• Task statement
In the entries below, some lines contain "true"; work out how many and answer with the figure only.
-- Exercise inputs follows --
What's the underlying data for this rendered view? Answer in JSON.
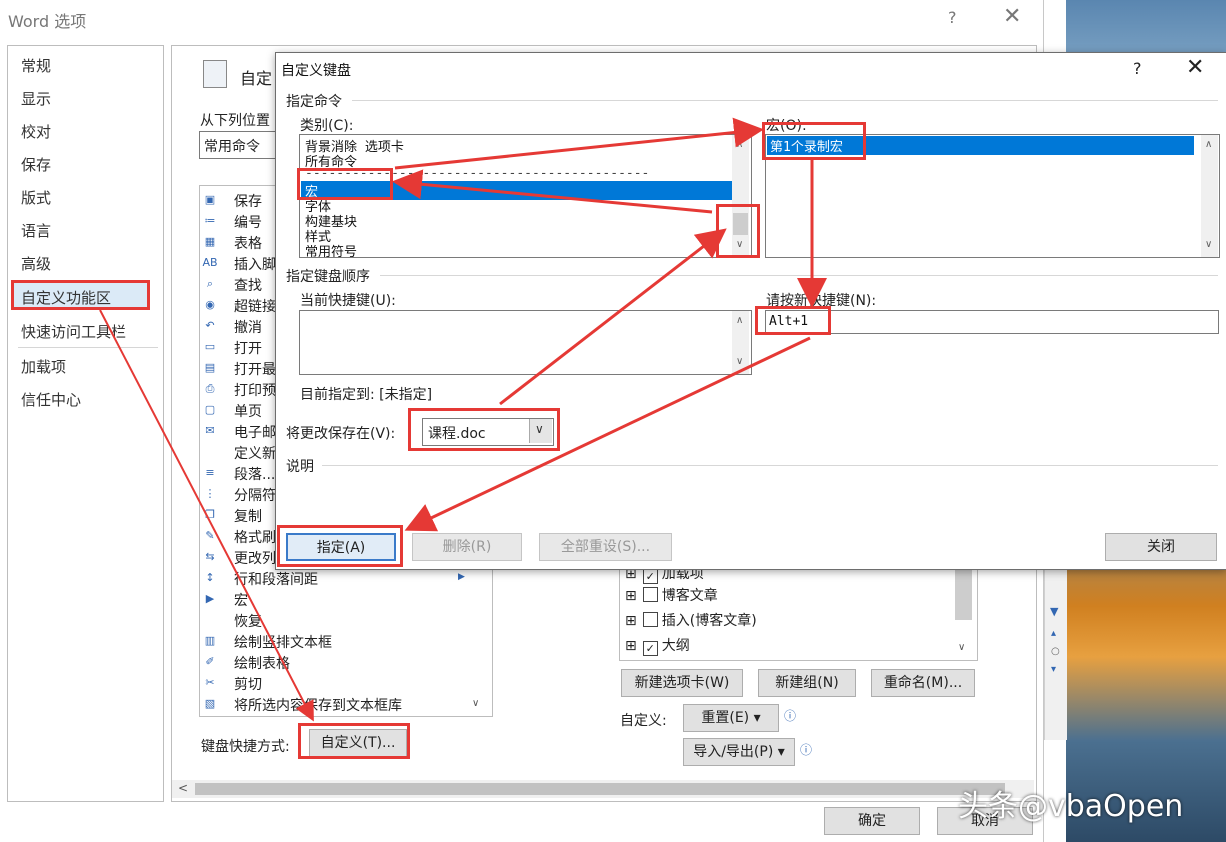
{
  "window": {
    "title": "Word 选项",
    "help": "?",
    "close": "✕"
  },
  "sidebar": {
    "items": [
      "常规",
      "显示",
      "校对",
      "保存",
      "版式",
      "语言",
      "高级",
      "自定义功能区",
      "快速访问工具栏",
      "加载项",
      "信任中心"
    ],
    "selected": "自定义功能区"
  },
  "panel": {
    "heading": "自定",
    "from_label": "从下列位置",
    "from_value": "常用命令",
    "commands": [
      {
        "icon": "save-icon",
        "glyph": "▣",
        "label": "保存"
      },
      {
        "icon": "numbering-icon",
        "glyph": "≔",
        "label": "编号"
      },
      {
        "icon": "table-icon",
        "glyph": "▦",
        "label": "表格"
      },
      {
        "icon": "footnote-icon",
        "glyph": "AB",
        "label": "插入脚"
      },
      {
        "icon": "find-icon",
        "glyph": "⌕",
        "label": "查找"
      },
      {
        "icon": "hyperlink-icon",
        "glyph": "◉",
        "label": "超链接"
      },
      {
        "icon": "undo-icon",
        "glyph": "↶",
        "label": "撤消"
      },
      {
        "icon": "open-icon",
        "glyph": "▭",
        "label": "打开"
      },
      {
        "icon": "recent-icon",
        "glyph": "▤",
        "label": "打开最"
      },
      {
        "icon": "print-preview-icon",
        "glyph": "⎙",
        "label": "打印预"
      },
      {
        "icon": "single-page-icon",
        "glyph": "▢",
        "label": "单页"
      },
      {
        "icon": "email-icon",
        "glyph": "✉",
        "label": "电子邮"
      },
      {
        "icon": "",
        "glyph": "",
        "label": "定义新"
      },
      {
        "icon": "paragraph-icon",
        "glyph": "≡",
        "label": "段落..."
      },
      {
        "icon": "separator-icon",
        "glyph": "⋮",
        "label": "分隔符"
      },
      {
        "icon": "copy-icon",
        "glyph": "❐",
        "label": "复制"
      },
      {
        "icon": "format-painter-icon",
        "glyph": "✎",
        "label": "格式刷"
      },
      {
        "icon": "track-changes-icon",
        "glyph": "⇆",
        "label": "更改列"
      },
      {
        "icon": "line-spacing-icon",
        "glyph": "↕",
        "label": "行和段落间距"
      },
      {
        "icon": "macro-icon",
        "glyph": "▶",
        "label": "宏"
      },
      {
        "icon": "",
        "glyph": "",
        "label": "恢复"
      },
      {
        "icon": "textbox-icon",
        "glyph": "▥",
        "label": "绘制竖排文本框"
      },
      {
        "icon": "draw-table-icon",
        "glyph": "✐",
        "label": "绘制表格"
      },
      {
        "icon": "cut-icon",
        "glyph": "✂",
        "label": "剪切"
      },
      {
        "icon": "save-selection-icon",
        "glyph": "▧",
        "label": "将所选内容保存到文本框库"
      }
    ],
    "keyboard_label": "键盘快捷方式:",
    "customize_button": "自定义(T)...",
    "tree": [
      {
        "label": "加载项",
        "checked": true
      },
      {
        "label": "博客文章",
        "checked": false
      },
      {
        "label": "插入(博客文章)",
        "checked": false
      },
      {
        "label": "大纲",
        "checked": true
      }
    ],
    "new_tab": "新建选项卡(W)",
    "new_group": "新建组(N)",
    "rename": "重命名(M)...",
    "custom_label": "自定义:",
    "reset": "重置(E) ▾",
    "import_export": "导入/导出(P) ▾",
    "ok": "确定",
    "cancel": "取消"
  },
  "dialog": {
    "title": "自定义键盘",
    "help": "?",
    "close": "✕",
    "assign_commands": "指定命令",
    "category_label": "类别(C):",
    "categories": [
      "背景消除 选项卡",
      "所有命令",
      "--------------------------------------------",
      "宏",
      "字体",
      "构建基块",
      "样式",
      "常用符号"
    ],
    "selected_category": "宏",
    "macros_label": "宏(O):",
    "macros": [
      "第1个录制宏"
    ],
    "keyboard_sequence": "指定键盘顺序",
    "current_keys_label": "当前快捷键(U):",
    "new_key_label": "请按新快捷键(N):",
    "new_key_value": "Alt+1",
    "currently_assigned": "目前指定到: [未指定]",
    "save_in_label": "将更改保存在(V):",
    "save_in_value": "课程.doc",
    "description_label": "说明",
    "assign_button": "指定(A)",
    "remove_button": "删除(R)",
    "reset_all_button": "全部重设(S)...",
    "close_button": "关闭"
  },
  "watermark": "头条@vbaOpen",
  "colors": {
    "accent": "#0078d7",
    "annotation": "#e53935",
    "selection_bg": "#dbeaf7"
  }
}
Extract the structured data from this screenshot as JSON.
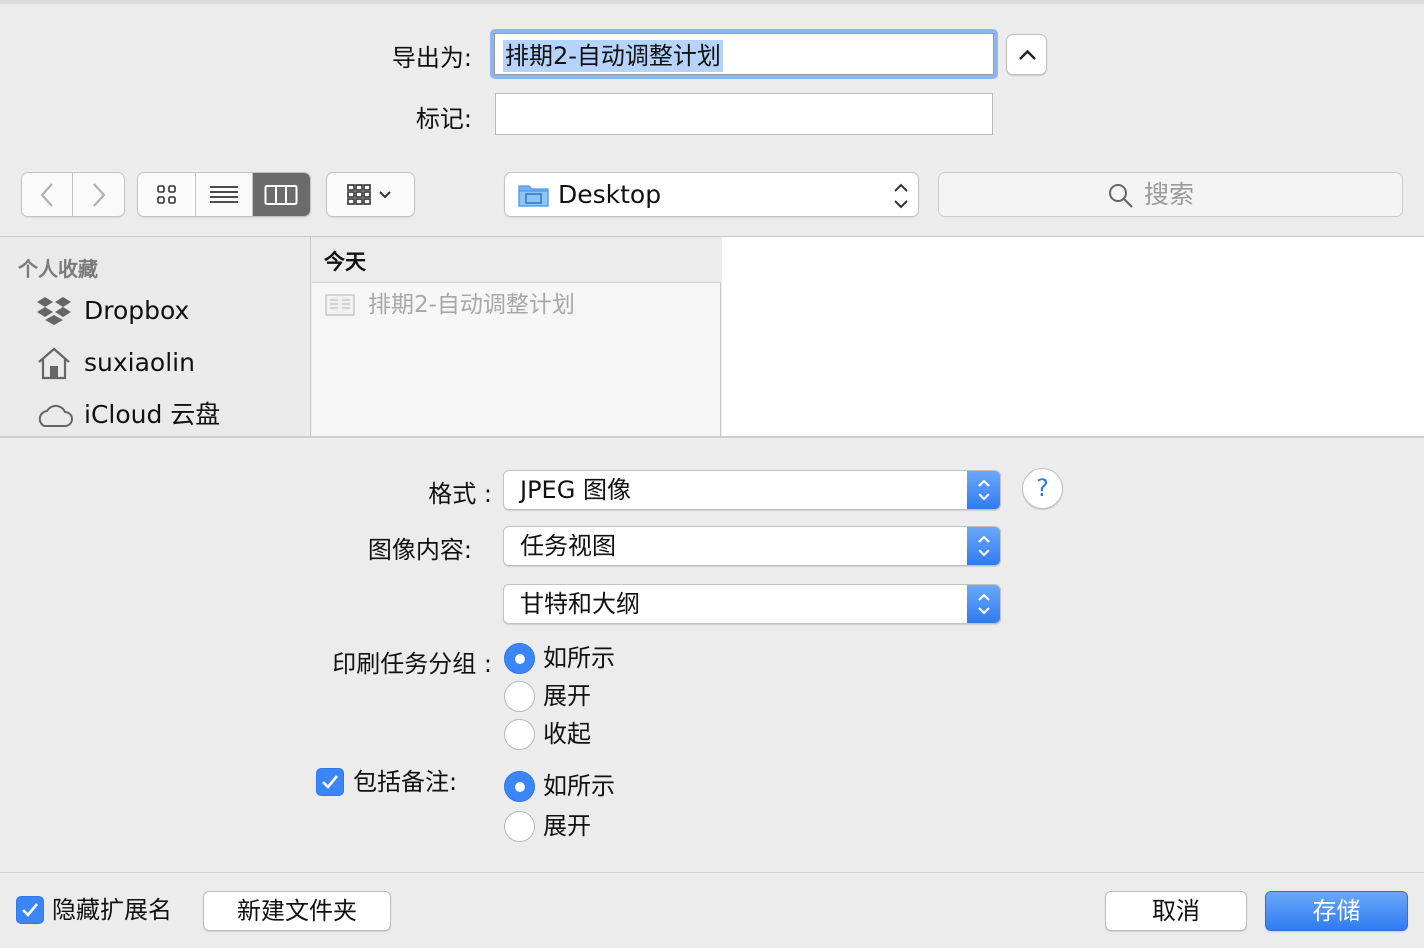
{
  "header": {
    "save_as_label": "导出为:",
    "save_as_value": "排期2-自动调整计划",
    "tags_label": "标记:",
    "tags_value": ""
  },
  "toolbar": {
    "back_icon": "chevron-left-icon",
    "forward_icon": "chevron-right-icon",
    "views": [
      "icon-view",
      "list-view",
      "column-view"
    ],
    "active_view": "column-view",
    "arrange_icon": "group-icon",
    "location": "Desktop",
    "search_placeholder": "搜索"
  },
  "sidebar": {
    "section_title": "个人收藏",
    "items": [
      {
        "label": "Dropbox",
        "icon": "dropbox-icon"
      },
      {
        "label": "suxiaolin",
        "icon": "home-icon"
      },
      {
        "label": "iCloud 云盘",
        "icon": "cloud-icon"
      }
    ]
  },
  "browser": {
    "column_header": "今天",
    "files": [
      {
        "name": "排期2-自动调整计划",
        "icon": "document-icon"
      }
    ]
  },
  "options": {
    "format_label": "格式 :",
    "format_value": "JPEG 图像",
    "image_content_label": "图像内容:",
    "image_content_value": "任务视图",
    "image_content_sub_value": "甘特和大纲",
    "print_group_label": "印刷任务分组 :",
    "print_group_options": [
      "如所示",
      "展开",
      "收起"
    ],
    "print_group_selected": 0,
    "include_notes_label": "包括备注:",
    "include_notes_checked": true,
    "include_notes_options": [
      "如所示",
      "展开"
    ],
    "include_notes_selected": 0,
    "help_label": "?"
  },
  "footer": {
    "hide_extension_label": "隐藏扩展名",
    "hide_extension_checked": true,
    "new_folder_label": "新建文件夹",
    "cancel_label": "取消",
    "save_label": "存储"
  },
  "colors": {
    "accent": "#3b86f5",
    "selection": "#b5d3fb",
    "focus_ring": "#8cb6ee"
  }
}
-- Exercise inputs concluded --
• Result for this task
4